What to work on: The whole of the data is to be reproduced exactly.

Source material:
____________________
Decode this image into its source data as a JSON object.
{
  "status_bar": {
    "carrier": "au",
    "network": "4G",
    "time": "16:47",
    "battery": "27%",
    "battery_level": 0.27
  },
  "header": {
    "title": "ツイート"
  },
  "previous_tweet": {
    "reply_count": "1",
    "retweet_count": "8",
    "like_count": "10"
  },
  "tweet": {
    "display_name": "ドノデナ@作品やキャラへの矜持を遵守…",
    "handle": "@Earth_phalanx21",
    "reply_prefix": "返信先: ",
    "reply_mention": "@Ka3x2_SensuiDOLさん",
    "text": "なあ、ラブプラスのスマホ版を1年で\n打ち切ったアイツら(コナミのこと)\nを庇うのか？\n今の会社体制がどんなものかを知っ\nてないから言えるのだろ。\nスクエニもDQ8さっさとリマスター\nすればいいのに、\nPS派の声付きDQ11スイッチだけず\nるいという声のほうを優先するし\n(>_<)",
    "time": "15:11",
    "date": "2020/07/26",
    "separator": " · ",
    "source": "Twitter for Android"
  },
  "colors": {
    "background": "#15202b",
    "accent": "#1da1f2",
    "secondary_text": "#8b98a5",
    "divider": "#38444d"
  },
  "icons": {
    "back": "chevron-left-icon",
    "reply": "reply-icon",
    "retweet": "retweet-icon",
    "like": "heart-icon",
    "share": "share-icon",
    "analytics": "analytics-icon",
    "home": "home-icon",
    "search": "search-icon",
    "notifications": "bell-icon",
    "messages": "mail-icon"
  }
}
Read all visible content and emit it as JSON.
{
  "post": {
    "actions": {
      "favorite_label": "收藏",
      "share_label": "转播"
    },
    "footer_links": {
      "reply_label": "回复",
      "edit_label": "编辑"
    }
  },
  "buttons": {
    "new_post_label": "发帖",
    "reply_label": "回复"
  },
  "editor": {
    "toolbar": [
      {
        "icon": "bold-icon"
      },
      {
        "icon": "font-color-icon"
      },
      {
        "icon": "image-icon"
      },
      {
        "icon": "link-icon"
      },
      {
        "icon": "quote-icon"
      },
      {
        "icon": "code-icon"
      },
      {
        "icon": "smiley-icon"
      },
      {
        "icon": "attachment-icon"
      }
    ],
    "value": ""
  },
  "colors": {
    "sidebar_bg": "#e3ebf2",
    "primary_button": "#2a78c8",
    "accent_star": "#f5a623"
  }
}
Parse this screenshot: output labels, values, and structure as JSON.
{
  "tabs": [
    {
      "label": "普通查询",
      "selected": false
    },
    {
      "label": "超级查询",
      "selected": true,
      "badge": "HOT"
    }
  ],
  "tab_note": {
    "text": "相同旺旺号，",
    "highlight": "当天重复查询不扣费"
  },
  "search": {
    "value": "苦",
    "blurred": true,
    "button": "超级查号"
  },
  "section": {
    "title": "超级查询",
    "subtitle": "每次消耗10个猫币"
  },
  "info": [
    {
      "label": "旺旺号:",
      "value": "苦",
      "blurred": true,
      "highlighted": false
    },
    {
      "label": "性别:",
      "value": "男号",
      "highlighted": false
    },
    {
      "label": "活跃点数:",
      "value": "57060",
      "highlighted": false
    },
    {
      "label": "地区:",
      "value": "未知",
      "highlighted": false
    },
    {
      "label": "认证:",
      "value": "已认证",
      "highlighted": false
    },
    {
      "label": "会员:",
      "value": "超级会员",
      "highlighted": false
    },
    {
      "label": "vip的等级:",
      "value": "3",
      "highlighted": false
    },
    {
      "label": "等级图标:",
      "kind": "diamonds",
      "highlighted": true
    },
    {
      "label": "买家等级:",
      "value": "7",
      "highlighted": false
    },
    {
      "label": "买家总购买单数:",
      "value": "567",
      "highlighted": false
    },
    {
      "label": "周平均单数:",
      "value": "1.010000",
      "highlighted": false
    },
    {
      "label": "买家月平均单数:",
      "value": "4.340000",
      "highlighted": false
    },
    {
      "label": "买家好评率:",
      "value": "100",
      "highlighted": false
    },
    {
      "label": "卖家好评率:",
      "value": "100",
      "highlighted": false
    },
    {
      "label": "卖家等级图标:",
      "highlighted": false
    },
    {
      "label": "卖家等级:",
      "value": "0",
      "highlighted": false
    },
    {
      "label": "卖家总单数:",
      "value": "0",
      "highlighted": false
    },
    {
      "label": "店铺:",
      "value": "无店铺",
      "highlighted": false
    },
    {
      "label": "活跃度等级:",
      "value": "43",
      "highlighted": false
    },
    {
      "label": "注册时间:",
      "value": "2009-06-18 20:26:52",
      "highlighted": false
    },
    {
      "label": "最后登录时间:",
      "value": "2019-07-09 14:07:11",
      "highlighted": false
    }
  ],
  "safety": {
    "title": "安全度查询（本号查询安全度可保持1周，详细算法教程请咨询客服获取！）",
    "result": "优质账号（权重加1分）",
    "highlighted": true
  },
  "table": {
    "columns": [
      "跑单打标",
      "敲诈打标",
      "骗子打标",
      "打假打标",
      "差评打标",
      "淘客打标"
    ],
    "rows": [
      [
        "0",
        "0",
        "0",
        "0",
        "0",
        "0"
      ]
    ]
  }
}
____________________
Exercise solution:
Decode this image into its source data as a JSON object.
{
  "status_bar": {
    "carrier": "au",
    "network": "4G",
    "time": "16:47",
    "battery": "27%",
    "battery_level": 0.27
  },
  "header": {
    "title": "ツイート"
  },
  "previous_tweet": {
    "reply_count": "1",
    "retweet_count": "8",
    "like_count": "10"
  },
  "tweet": {
    "display_name": "ドノデナ@作品やキャラへの矜持を遵守…",
    "handle": "@Earth_phalanx21",
    "reply_prefix": "返信先: ",
    "reply_mention": "@Ka3x2_SensuiDOLさん",
    "text": "なあ、ラブプラスのスマホ版を1年で\n打ち切ったアイツら(コナミのこと)\nを庇うのか？\n今の会社体制がどんなものかを知っ\nてないから言えるのだろ。\nスクエニもDQ8さっさとリマスター\nすればいいのに、\nPS派の声付きDQ11スイッチだけず\nるいという声のほうを優先するし\n(>_<)",
    "time": "15:11",
    "date": "2020/07/26",
    "separator": " · ",
    "source": "Twitter for Android"
  },
  "colors": {
    "background": "#15202b",
    "accent": "#1da1f2",
    "secondary_text": "#8b98a5",
    "divider": "#38444d"
  },
  "icons": {
    "back": "chevron-left-icon",
    "reply": "reply-icon",
    "retweet": "retweet-icon",
    "like": "heart-icon",
    "share": "share-icon",
    "analytics": "analytics-icon",
    "home": "home-icon",
    "search": "search-icon",
    "notifications": "bell-icon",
    "messages": "mail-icon"
  }
}
Read all visible content and emit it as JSON.
{
  "post": {
    "actions": {
      "favorite_label": "收藏",
      "share_label": "转播"
    },
    "footer_links": {
      "reply_label": "回复",
      "edit_label": "编辑"
    }
  },
  "buttons": {
    "new_post_label": "发帖",
    "reply_label": "回复"
  },
  "editor": {
    "toolbar": [
      {
        "icon": "bold-icon"
      },
      {
        "icon": "font-color-icon"
      },
      {
        "icon": "image-icon"
      },
      {
        "icon": "link-icon"
      },
      {
        "icon": "quote-icon"
      },
      {
        "icon": "code-icon"
      },
      {
        "icon": "smiley-icon"
      },
      {
        "icon": "attachment-icon"
      }
    ],
    "value": ""
  },
  "colors": {
    "sidebar_bg": "#e3ebf2",
    "primary_button": "#2a78c8",
    "accent_star": "#f5a623"
  }
}
Parse this screenshot: output labels, values, and structure as JSON.
{
  "tabs": [
    {
      "label": "普通查询",
      "selected": false
    },
    {
      "label": "超级查询",
      "selected": true,
      "badge": "HOT"
    }
  ],
  "tab_note": {
    "text": "相同旺旺号，",
    "highlight": "当天重复查询不扣费"
  },
  "search": {
    "value": "苦",
    "blurred": true,
    "button": "超级查号"
  },
  "section": {
    "title": "超级查询",
    "subtitle": "每次消耗10个猫币"
  },
  "info": [
    {
      "label": "旺旺号:",
      "value": "苦",
      "blurred": true,
      "highlighted": false
    },
    {
      "label": "性别:",
      "value": "男号",
      "highlighted": false
    },
    {
      "label": "活跃点数:",
      "value": "57060",
      "highlighted": false
    },
    {
      "label": "地区:",
      "value": "未知",
      "highlighted": false
    },
    {
      "label": "认证:",
      "value": "已认证",
      "highlighted": false
    },
    {
      "label": "会员:",
      "value": "超级会员",
      "highlighted": false
    },
    {
      "label": "vip的等级:",
      "value": "3",
      "highlighted": false
    },
    {
      "label": "等级图标:",
      "kind": "diamonds",
      "highlighted": true
    },
    {
      "label": "买家等级:",
      "value": "7",
      "highlighted": false
    },
    {
      "label": "买家总购买单数:",
      "value": "567",
      "highlighted": false
    },
    {
      "label": "周平均单数:",
      "value": "1.010000",
      "highlighted": false
    },
    {
      "label": "买家月平均单数:",
      "value": "4.340000",
      "highlighted": false
    },
    {
      "label": "买家好评率:",
      "value": "100",
      "highlighted": false
    },
    {
      "label": "卖家好评率:",
      "value": "100",
      "highlighted": false
    },
    {
      "label": "卖家等级图标:",
      "highlighted": false
    },
    {
      "label": "卖家等级:",
      "value": "0",
      "highlighted": false
    },
    {
      "label": "卖家总单数:",
      "value": "0",
      "highlighted": false
    },
    {
      "label": "店铺:",
      "value": "无店铺",
      "highlighted": false
    },
    {
      "label": "活跃度等级:",
      "value": "43",
      "highlighted": false
    },
    {
      "label": "注册时间:",
      "value": "2009-06-18 20:26:52",
      "highlighted": false
    },
    {
      "label": "最后登录时间:",
      "value": "2019-07-09 14:07:11",
      "highlighted": false
    }
  ],
  "safety": {
    "title": "安全度查询（本号查询安全度可保持1周，详细算法教程请咨询客服获取！）",
    "result": "优质账号（权重加1分）",
    "highlighted": true
  },
  "table": {
    "columns": [
      "跑单打标",
      "敲诈打标",
      "骗子打标",
      "打假打标",
      "差评打标",
      "淘客打标"
    ],
    "rows": [
      [
        "0",
        "0",
        "0",
        "0",
        "0",
        "0"
      ]
    ]
  }
}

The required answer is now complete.